Although Colonel Tayloe died in 1828, Mrs. Tayloe continued to play an active role as a prominent social figure in Washington, DC and lived in The Octagon until her death in 1855. No Tayloe has occupied the residence after this date. For the next 47 years The Octagon served as a girls’ school, the offices of the government’s Hydrographic Office, and, finally, a boarding house. By the 1890’s leading members of the fifty-year-old American Institute of Architects (AIA) determined to move their headquarters from New York to Washington, DC. Like Tayloe a century earlier, members of the architectural profession sought to be close to the White House for political reasons. Recognizing the architectural significance of The Octagon, they approached the Tayloe family, leased the building in 1897 and purchased it in 1902. During AIA’s occupancy prominent organizations were formed there including The McMillan Commission, the U.S. Commission of Fine Arts, and the Historic American Building Survey (HABS).
With the growth of AIA and construction of the new AIA Headquarters Building on most of The Octagon’s original 18th century site, AIA sold The Octagon to the American Institute of Architects Foundation, now the American Architectural Foundation (AAF), The Octagon’s third owner, in 1968. In 1970, AAF opened The Octagon to the public as an historic house museum and museum of architecture and design. In 1973, AAF and The Octagon received museum accreditation from the American Association of Museums. Reaccreditation was retained consistently during AAF’s period of ownership.
During its 42 years of ownership of The Octagon, AAF took its role as steward of the building, collections, and site very seriously. It was during this period particularly from the mid-1980’s through 2008, that AAF’s Octagon restorations, partnerships, symposia, exhibitions, publications, educational programs, and public outreach were well-recognized nationally and internationally. Both the National Trust for Historic Preservation and The Getty Institute for Conservation presented their national awards to AAF for its exemplary restoration and care of The Octagon. The Save America’s Treasures grant greatly assisted AAF’s continued preservation of the building from 2005 – 2009. The match for this SAT grant was achieved in part from a capital campaign directed by the AIA in celebration of their 150th anniversary.
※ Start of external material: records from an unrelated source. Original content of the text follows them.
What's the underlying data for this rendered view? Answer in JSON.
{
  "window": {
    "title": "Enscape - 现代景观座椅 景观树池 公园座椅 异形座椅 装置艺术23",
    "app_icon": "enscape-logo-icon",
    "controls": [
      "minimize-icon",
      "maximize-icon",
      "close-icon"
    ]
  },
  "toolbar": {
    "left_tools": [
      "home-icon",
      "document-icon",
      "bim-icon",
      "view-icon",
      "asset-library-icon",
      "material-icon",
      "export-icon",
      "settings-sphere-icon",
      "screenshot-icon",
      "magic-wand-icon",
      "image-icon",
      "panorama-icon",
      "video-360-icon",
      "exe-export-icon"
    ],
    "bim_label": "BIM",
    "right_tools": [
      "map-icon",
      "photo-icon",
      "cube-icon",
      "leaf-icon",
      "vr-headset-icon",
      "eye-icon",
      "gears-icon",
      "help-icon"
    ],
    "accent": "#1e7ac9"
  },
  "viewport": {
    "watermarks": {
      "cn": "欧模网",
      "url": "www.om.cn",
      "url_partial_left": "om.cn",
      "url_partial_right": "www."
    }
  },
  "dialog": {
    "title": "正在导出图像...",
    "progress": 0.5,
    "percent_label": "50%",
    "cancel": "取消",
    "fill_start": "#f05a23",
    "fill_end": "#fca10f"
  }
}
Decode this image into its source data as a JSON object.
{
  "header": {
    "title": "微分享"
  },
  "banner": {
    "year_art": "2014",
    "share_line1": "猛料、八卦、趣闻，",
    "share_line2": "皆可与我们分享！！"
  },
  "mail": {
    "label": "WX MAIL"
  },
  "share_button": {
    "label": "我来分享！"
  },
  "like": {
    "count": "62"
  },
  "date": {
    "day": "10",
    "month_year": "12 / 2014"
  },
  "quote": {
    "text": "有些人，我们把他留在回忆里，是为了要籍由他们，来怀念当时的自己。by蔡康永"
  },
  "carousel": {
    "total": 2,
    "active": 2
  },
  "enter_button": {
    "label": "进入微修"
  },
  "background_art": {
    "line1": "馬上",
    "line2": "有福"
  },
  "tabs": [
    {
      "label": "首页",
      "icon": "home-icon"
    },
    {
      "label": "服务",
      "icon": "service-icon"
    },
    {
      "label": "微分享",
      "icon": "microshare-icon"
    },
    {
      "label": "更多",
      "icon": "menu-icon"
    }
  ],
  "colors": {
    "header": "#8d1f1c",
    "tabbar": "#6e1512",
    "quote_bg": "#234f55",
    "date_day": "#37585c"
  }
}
Discussions between leadership of the AAF and AIA ultimately led to a decision for AIA to purchase The Octagon from AAF. In 2009 ownership was transferred to AIA Legacy, Inc. for the building’s continued care and operation. This transfer enabled the AAF Board of Regents to devote the organization’s full attention to a broader scope of national and international programs in support of the organization’s expanded mission.
Established in 1999, the Save America’s Treasures program is managed by the National Park Service, with the National Endowment Agencies, to preserve and protect nationally significant properties and collections for future generations of Americans. Stories of saving those treasures will be shared through partnership with the American Architecture Foundation.
Featured images courtesy of the American Architectural Foundation.